You can also use video to highlight customer stories and testimonials, as with this example from The First.
4. Talk about more than banking.
Sure, you’re a financial institution, and you want to focus on educational content for your customer and prospect base. However, once in a while you can inject some fun and whimsy into your blogging and other content marketing with non-financial content. Showing off the interests and hobbies of your staff makes them–and your bank–seem more human.
5. Try co-branded content.
Co-branded content refers to a collaboration between two businesses to promote a product, service, or topic. This approach to marketing is a good fit for banks because they often sponsor community events, where the name of the banks sits alongside the names of other local businesses.
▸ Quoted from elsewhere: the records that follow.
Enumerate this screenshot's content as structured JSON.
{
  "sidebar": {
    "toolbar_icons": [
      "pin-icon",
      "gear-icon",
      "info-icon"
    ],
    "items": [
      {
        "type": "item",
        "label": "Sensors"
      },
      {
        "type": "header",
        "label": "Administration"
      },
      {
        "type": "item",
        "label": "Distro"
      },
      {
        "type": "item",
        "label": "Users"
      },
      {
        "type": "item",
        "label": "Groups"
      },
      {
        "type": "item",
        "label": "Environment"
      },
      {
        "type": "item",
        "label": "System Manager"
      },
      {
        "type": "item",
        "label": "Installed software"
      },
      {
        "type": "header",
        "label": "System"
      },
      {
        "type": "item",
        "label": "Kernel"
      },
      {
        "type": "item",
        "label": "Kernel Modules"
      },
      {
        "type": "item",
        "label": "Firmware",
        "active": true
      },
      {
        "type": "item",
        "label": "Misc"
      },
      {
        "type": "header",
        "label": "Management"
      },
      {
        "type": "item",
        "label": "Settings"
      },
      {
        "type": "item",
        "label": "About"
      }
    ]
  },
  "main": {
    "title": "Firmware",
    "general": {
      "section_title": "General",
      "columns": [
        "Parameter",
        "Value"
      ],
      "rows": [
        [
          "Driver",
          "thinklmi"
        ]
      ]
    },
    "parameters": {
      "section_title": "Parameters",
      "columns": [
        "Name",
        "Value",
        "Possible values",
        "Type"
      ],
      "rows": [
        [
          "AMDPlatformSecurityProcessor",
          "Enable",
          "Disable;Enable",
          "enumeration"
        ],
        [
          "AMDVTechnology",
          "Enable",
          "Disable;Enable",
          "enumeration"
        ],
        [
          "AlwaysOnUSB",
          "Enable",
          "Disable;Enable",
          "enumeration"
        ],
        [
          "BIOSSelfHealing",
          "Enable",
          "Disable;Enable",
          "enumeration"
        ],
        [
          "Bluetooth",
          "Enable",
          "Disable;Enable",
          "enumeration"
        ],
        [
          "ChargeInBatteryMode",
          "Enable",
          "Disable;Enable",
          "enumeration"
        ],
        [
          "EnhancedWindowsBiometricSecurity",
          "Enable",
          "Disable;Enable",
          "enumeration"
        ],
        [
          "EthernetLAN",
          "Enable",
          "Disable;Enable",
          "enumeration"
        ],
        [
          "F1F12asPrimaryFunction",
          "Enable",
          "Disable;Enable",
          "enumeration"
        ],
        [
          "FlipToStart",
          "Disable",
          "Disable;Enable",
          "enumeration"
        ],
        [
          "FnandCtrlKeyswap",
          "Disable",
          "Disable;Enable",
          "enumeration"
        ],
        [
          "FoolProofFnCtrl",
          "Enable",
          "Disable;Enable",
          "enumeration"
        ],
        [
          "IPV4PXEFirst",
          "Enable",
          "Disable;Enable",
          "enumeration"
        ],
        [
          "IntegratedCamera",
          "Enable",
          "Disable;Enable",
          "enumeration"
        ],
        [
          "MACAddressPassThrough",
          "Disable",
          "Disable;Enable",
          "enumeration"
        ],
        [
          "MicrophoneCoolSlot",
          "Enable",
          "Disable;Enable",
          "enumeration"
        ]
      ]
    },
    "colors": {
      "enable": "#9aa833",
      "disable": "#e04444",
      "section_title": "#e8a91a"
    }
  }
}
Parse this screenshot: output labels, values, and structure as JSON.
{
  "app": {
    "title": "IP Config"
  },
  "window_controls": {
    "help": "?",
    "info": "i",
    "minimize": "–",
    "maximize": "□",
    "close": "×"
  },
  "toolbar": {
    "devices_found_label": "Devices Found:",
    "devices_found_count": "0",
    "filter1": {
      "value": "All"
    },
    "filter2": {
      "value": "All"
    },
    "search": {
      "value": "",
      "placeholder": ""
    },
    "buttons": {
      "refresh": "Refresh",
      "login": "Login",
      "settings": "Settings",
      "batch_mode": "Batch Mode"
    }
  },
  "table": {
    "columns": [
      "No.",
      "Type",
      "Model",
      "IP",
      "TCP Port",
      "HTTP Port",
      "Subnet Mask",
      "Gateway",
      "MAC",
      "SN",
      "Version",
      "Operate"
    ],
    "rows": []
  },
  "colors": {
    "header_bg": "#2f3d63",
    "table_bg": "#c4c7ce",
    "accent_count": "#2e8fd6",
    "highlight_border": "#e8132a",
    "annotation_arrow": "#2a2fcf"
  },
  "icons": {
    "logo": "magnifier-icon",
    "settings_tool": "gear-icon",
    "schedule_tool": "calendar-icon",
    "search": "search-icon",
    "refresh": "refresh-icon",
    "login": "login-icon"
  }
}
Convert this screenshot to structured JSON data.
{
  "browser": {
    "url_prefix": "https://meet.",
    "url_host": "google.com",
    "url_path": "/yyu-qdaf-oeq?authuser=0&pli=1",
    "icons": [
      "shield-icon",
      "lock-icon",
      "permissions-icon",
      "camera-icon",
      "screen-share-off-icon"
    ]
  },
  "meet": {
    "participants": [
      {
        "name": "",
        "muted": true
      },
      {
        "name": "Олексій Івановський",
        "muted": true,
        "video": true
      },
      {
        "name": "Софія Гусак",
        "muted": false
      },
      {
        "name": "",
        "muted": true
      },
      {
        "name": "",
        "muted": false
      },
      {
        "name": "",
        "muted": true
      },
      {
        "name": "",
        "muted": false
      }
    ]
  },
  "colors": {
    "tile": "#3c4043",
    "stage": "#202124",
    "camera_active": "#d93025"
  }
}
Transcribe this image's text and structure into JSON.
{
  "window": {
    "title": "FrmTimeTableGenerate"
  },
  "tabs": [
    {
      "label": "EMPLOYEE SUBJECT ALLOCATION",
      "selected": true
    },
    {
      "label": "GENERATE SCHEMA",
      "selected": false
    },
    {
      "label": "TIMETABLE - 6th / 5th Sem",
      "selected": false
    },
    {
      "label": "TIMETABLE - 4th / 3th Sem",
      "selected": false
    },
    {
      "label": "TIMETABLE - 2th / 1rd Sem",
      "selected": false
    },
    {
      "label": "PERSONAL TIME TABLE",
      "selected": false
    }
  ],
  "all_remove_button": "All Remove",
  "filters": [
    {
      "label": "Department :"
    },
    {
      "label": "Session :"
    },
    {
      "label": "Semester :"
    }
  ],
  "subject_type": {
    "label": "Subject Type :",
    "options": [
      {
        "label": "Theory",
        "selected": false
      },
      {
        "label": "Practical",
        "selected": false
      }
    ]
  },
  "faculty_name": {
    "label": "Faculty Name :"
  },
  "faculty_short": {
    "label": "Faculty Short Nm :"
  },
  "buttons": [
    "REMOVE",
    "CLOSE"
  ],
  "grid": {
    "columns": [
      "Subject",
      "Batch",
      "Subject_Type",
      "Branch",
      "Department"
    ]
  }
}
For example, Ally Bank was a co-creator of 21 pieces of content published on The Bump, The Nest, and The Knot. The series is called “We’re in This, Together” and each article offers practical tips for different life stages while also highlighting Ally as the perfect financial partner for each of these events.
6. Use a byline for blog posts.
Adding a byline to some or all of your blog posts, such as the bank president or different lenders, humanizes your content by putting a name and/or face behind it. (Even if you get your content from an agency, you own it and can attribute it to anyone at your bank.) As an added benefit, this could give specific employees a chance to build expertise and trust. You could ask if they want to write their own piece or just have their name attached to a post about a relevant topic.
7. Don’t be afraid to be social.
Your bank probably already has at least one social media account, but are you making the most of your presence there? Check out our tips for establishing your bank’s presence on social media and our LinkedIn Marketing Guide.
If you want people to follow and interact with you on social, you definitely have to shake off any corporate stiffness and showcase the human side of your bank and brand.
Social media is also a great place to let your customers go “behind the music” with photos or videos of your staff at work, both in the branch and out in the community. For example, here’s a Bank of America Instagram post “live at the World Economic Forum”
8. Be on a first-name basis even in automated emails.
Do you send out marketing emails? Make sure they’re set to auto-populate the recipient’s first name. It’s a small detail but it can make your messages seem much friendlier–and human.
9. Make sure you have a welcome wagon in place.
Once a new customer opens an account or applies for a loan at your bank, what’s your plan for touching base with them during the first month or so of their experience? One personalized phone call could go a long way in showing you’re glad the customer is here and care about the experience they have.
10. Write with a real and lively voice
Maintain a “real” voice throughout your website, blog posts, emails, social media, and other communications. What does that mean?
Real is about explaining financial services and products in the everyday language your customers will understand. Avoid industry jargon unless it’s necessary and don’t write as if composing an academic paper. It’s okay to be funny when appropriate, too.
Partner with BankBound to Elevate Your Bank Marketing
You may be thinking that these tips sound great, but how are you going to implement all of them, much less keep up a regular social media presence, on top of everything else you have to do? We get it. Most of the bank marketers we work with have to-do lists that are longer than the hours in a day. That’s why outsourcing some of your marketing needs to BankBound can help you achieve your goals while freeing you up to focus on other responsibilities. We offer a complete menu of bank marketing solutions for all of your multi-channel marketing needs. Contact us today to find out how we can grow your bank.